These efforts are progressively resulting in reduced wastage and providing consumers with access to safer, high-quality food products.

In Uganda, the milk collection centers (MCCs) are storing and saving 40,000 liters of milk from being wasted every day, while in Nigeria, the centers are expected to store and save 14.6 million liters of milk annually.

Coming to the most critical part of food journey is access to roads and transportation of adequately stored harvest to local food markets and beyond. Our field experience tells us that nearly 14% of the food is lost between the field and the market.

When food is lost, the land, water, and other inputs used to produce it are lost too, thus taking an irreversible toll on our natural resources and manpower. 

Rural communities benefiting from LLF’s interventions are predominantly agrarian, routinely located three to five hours away from the main markets. What this implies is that food cannot get in and out of the villages in the quantities needed for the local population, reducing peoples’ access to adequate food and livelihood options.

Lack of all-season infrastructure, such as feeder roads, constrain farmers to sell their surplus produce that often spoils before it can be eaten.

The LLF-supported road construction and rehabilitation projects in Africa and Asia are linking isolated farming communities to business hubs, thus, providing an integrated response to supply and demand gaps caused due to post-harvest losses.

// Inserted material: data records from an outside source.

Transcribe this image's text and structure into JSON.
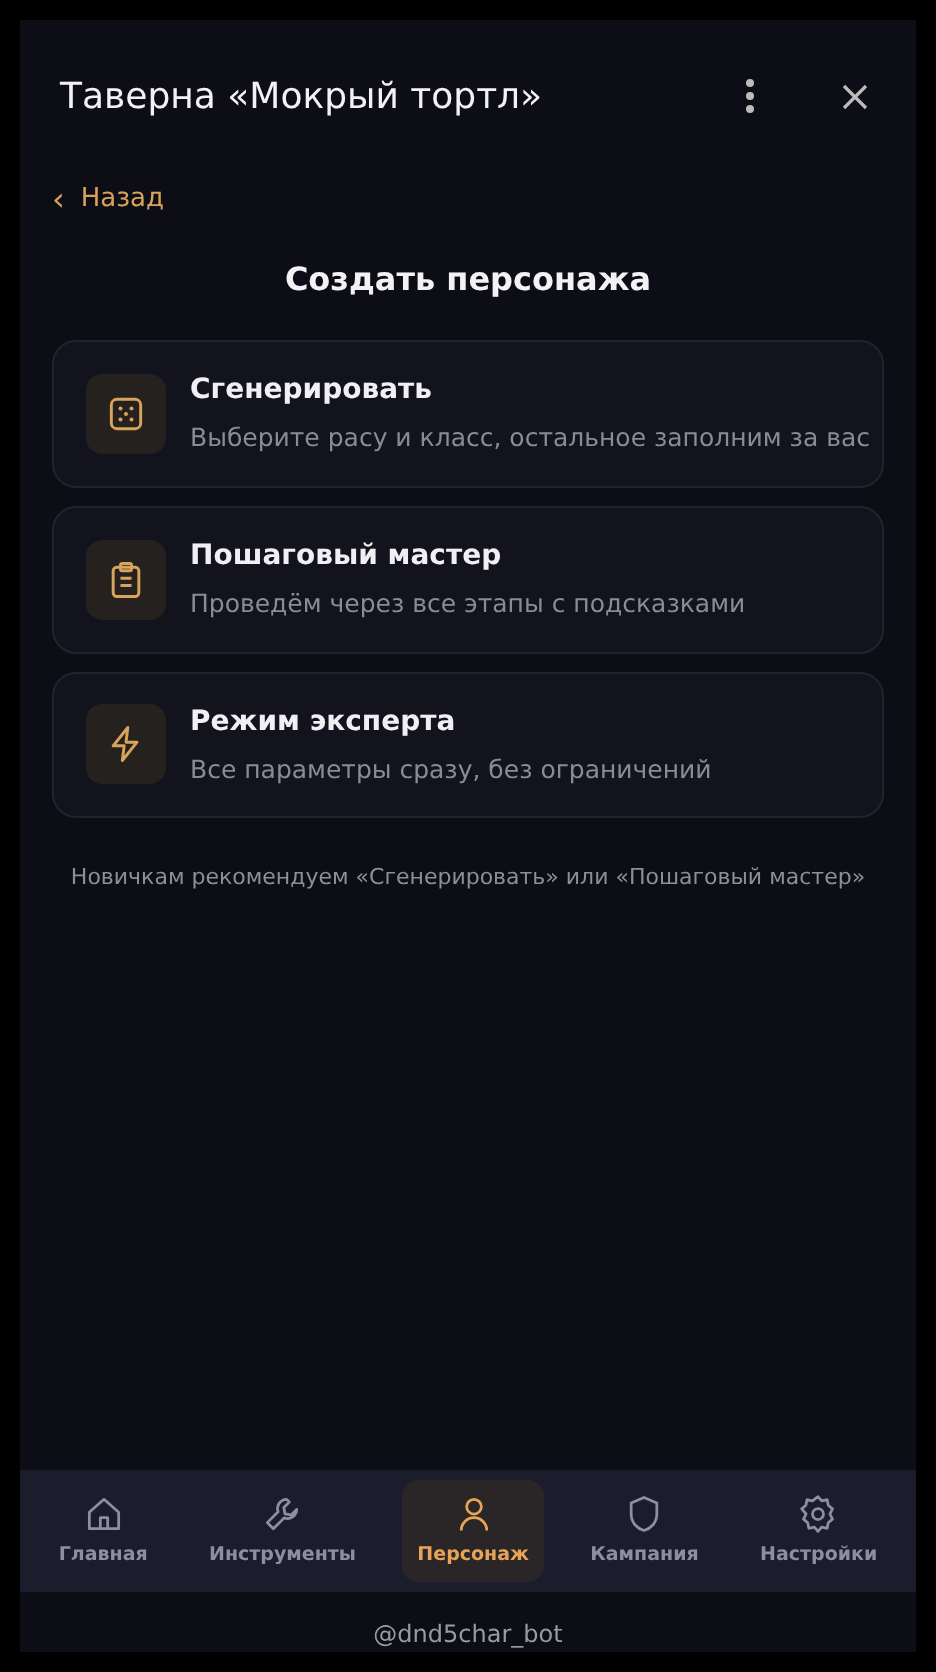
{
  "header": {
    "title": "Таверна «Мокрый тортл»"
  },
  "back_link": {
    "icon": "‹",
    "label": "Назад"
  },
  "heading": "Создать персонажа",
  "options": [
    {
      "title": "Сгенерировать",
      "description": "Выберите расу и класс, остальное заполним за вас"
    },
    {
      "title": "Пошаговый мастер",
      "description": "Проведём через все этапы с подсказками"
    },
    {
      "title": "Режим эксперта",
      "description": "Все параметры сразу, без ограничений"
    }
  ],
  "hint": "Новичкам рекомендуем «Сгенерировать» или «Пошаговый мастер»",
  "bottom_nav": [
    {
      "label": "Главная",
      "selected": false
    },
    {
      "label": "Инструменты",
      "selected": false
    },
    {
      "label": "Персонаж",
      "selected": true
    },
    {
      "label": "Кампания",
      "selected": false
    },
    {
      "label": "Настройки",
      "selected": false
    }
  ],
  "footer": "@dnd5char_bot"
}
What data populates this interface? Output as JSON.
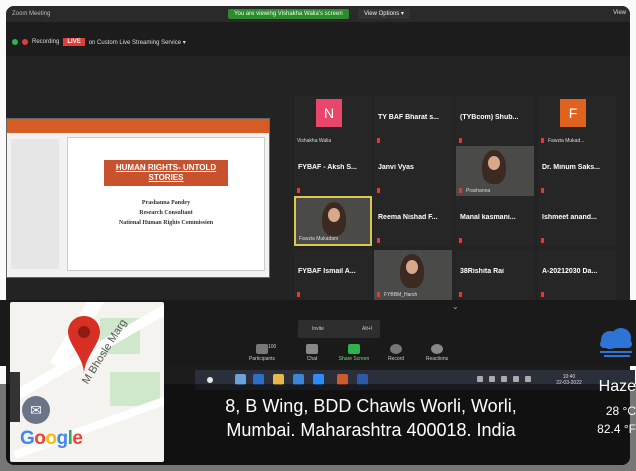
{
  "window": {
    "title": "Zoom Meeting"
  },
  "banner": {
    "viewing_text": "You are viewing Vishakha Walia's screen",
    "view_options": "View Options ▾",
    "view_button": "View"
  },
  "recording": {
    "label": "Recording",
    "live_badge": "LIVE",
    "service": "on Custom Live Streaming Service ▾"
  },
  "slide": {
    "title": "HUMAN RIGHTS- UNTOLD STORIES",
    "lines": [
      "Prashanna Pandey",
      "Research Consultant",
      "National Human Rights Commission"
    ]
  },
  "participants": [
    {
      "name": "Vishakha Walia",
      "avatar": "N",
      "color": "#e8466b",
      "muted": false,
      "label_small": true
    },
    {
      "name": "TY BAF Bharat s...",
      "muted": true
    },
    {
      "name": "(TYBcom) Shub...",
      "muted": true
    },
    {
      "name": "Fawzia Mukad...",
      "avatar": "F",
      "color": "#e0621f",
      "muted": true,
      "label_small": true
    },
    {
      "name": "FYBAF - Aksh S...",
      "muted": true
    },
    {
      "name": "Janvi Vyas",
      "muted": true
    },
    {
      "name": "Prashanna",
      "video": true,
      "muted": true,
      "label_small": true
    },
    {
      "name": "Dr. Minum Saks...",
      "muted": true
    },
    {
      "name": "Fawzia Mukadam",
      "video": true,
      "active": true,
      "label_small": true
    },
    {
      "name": "Reema Nishad F...",
      "muted": true
    },
    {
      "name": "Manal kasmani...",
      "muted": true
    },
    {
      "name": "Ishmeet anand...",
      "muted": true
    },
    {
      "name": "FYBAF Ismail A...",
      "muted": true
    },
    {
      "name": "FYBBM_Harsh",
      "video": true,
      "muted": true,
      "label_small": true
    },
    {
      "name": "38Rishita Rai",
      "muted": true
    },
    {
      "name": "A-20212030 Da...",
      "muted": true
    }
  ],
  "toolbar": {
    "invite_label": "Invite",
    "invite_shortcut": "Alt+I",
    "participants_count": "100",
    "buttons": [
      "Participants",
      "Chat",
      "Share Screen",
      "Record",
      "Reactions"
    ]
  },
  "taskbar": {
    "time": "10:40",
    "date": "22-03-2022"
  },
  "location": {
    "address_line1": "8, B Wing, BDD Chawls Worli, Worli,",
    "address_line2": "Mumbai. Maharashtra 400018. India"
  },
  "weather": {
    "condition": "Haze",
    "temp_c": "28 °C",
    "temp_f": "82.4 °F"
  },
  "map": {
    "street": "M Bhosle Marg",
    "brand": "Google"
  },
  "colors": {
    "accent_green": "#2d8a2d",
    "live_red": "#e23b3b",
    "slide_orange": "#c8522d",
    "active_border": "#d9c94f"
  }
}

To prevent agricultural waste, the revamped roads are also playing a critical role in facilitating farmers’ access to fertilizers, mechanized equipment, and enabling supporting activities like labor, agricultural extension workers and veterinary services to reach farms more easily.

The newly constructed roads in Uganda and Indonesia, respectively, are paving the road to zero food loss, thus also enabling smallholders, particularly female coffee and rice farmers, to reach buyers in near and far away markets.

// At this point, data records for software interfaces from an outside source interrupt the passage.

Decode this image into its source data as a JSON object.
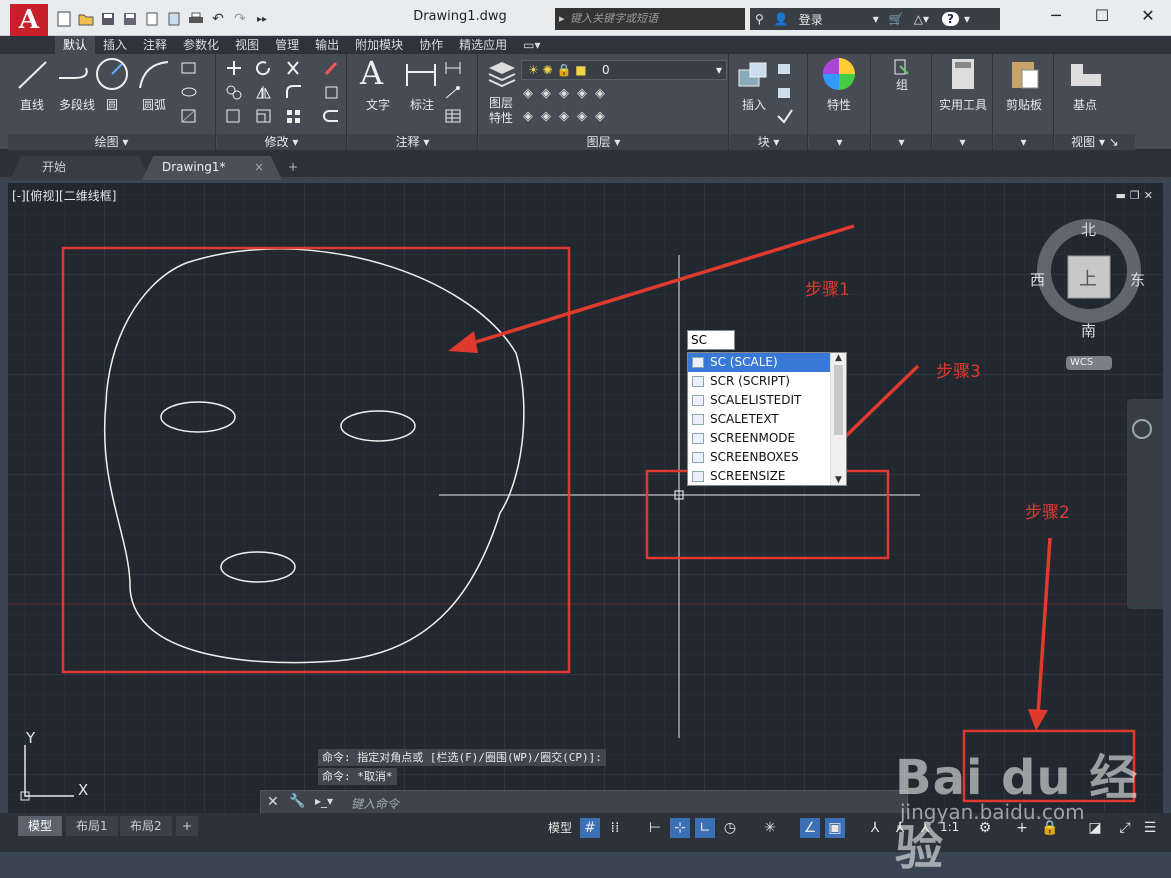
{
  "app": {
    "logo_letter": "A",
    "doc_title": "Drawing1.dwg"
  },
  "search": {
    "placeholder": "键入关键字或短语"
  },
  "user": {
    "login_label": "登录",
    "help_label": "?"
  },
  "ribbon_tabs": [
    "默认",
    "插入",
    "注释",
    "参数化",
    "视图",
    "管理",
    "输出",
    "附加模块",
    "协作",
    "精选应用"
  ],
  "ribbon": {
    "draw": {
      "line": "直线",
      "polyline": "多段线",
      "circle": "圆",
      "arc": "圆弧",
      "panel": "绘图"
    },
    "modify": {
      "panel": "修改"
    },
    "annotation": {
      "text": "文字",
      "dimension": "标注",
      "panel": "注释"
    },
    "layers": {
      "props": "图层\n特性",
      "layer_name": "0",
      "panel": "图层"
    },
    "block": {
      "insert": "插入",
      "panel": "块"
    },
    "properties": {
      "label": "特性"
    },
    "groups": {
      "label": "组"
    },
    "utilities": {
      "label": "实用工具"
    },
    "clipboard": {
      "label": "剪贴板"
    },
    "view": {
      "base": "基点",
      "panel": "视图"
    }
  },
  "doc_tabs": {
    "start": "开始",
    "drawing": "Drawing1*",
    "close": "×",
    "add": "+"
  },
  "viewport": {
    "label": "[-][俯视][二维线框]",
    "viewcube": {
      "north": "北",
      "south": "南",
      "east": "东",
      "west": "西",
      "top": "上",
      "wcs": "WCS"
    },
    "ucs_y": "Y",
    "ucs_x": "X"
  },
  "annotations": {
    "step1": "步骤1",
    "step2": "步骤2",
    "step3": "步骤3"
  },
  "autocomplete": {
    "typed": "SC",
    "items": [
      "SC (SCALE)",
      "SCR (SCRIPT)",
      "SCALELISTEDIT",
      "SCALETEXT",
      "SCREENMODE",
      "SCREENBOXES",
      "SCREENSIZE"
    ],
    "selected_index": 0
  },
  "command_history": [
    "命令: 指定对角点或 [栏选(F)/圈围(WP)/圈交(CP)]:",
    "命令: *取消*"
  ],
  "command_line": {
    "placeholder": "键入命令"
  },
  "status": {
    "layouts": [
      "模型",
      "布局1",
      "布局2"
    ],
    "add_layout": "+",
    "model_label": "模型",
    "scale": "1:1"
  },
  "watermark": {
    "brand": "Bai du 经验",
    "url": "jingyan.baidu.com"
  },
  "colors": {
    "annotation_red": "#e03a2e",
    "canvas": "#212830",
    "ribbon": "#464b54",
    "logo": "#c8202a"
  }
}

With this road, business is faster. Goods are brought faster, and my little shop is doing well. Electricity is also now available. New varieties of crops and vegetables are reaching our market that look fresh and appealing. My old customers are telling me that they are also more nutritious,” ~ Mrs. Agnes Isamba, 49, and a mother of four.

Local food markets are vital nodes in the food systems, linking consumers and sellers with producers, particularly in rural and peri-urban areas.

In low-and-middle income countries where LLF is working, there is often a challenge of either non-existent or aging market infrastructure, ultimately impacting food safety and accessibility that results in food waste. The LLF-funded market infrastructure improvements are transforming food system in critical ways.

For example, our work in Uganda’s Kihondo market is a testimony to LLF’s innovation that has the potential to reduce food loss due to spoilage, poor storage and/or handling, as well as increase sales and consumption and improve food hygiene and safety.

The construction of vegetable and fruit market in Kihondo is speaking to the vendors’ aspirations of working in a safer and an enabling environment. On the other hand, the vegetable and fruit suppliers are also expecting increased improvement in food hygiene and food quality, reducing foodborne illnesses.


Making safe and nutritious food available for impoverished communities remains a top strategic priority with the Lives and Livelihoods Fund. The measures put in place by LLF to reduce food loss and overcome technical and infrastructure limitations are coupled with provision of improved financing and credit to small-scale farmers, particularly women, to allow them to diversify or scale their production.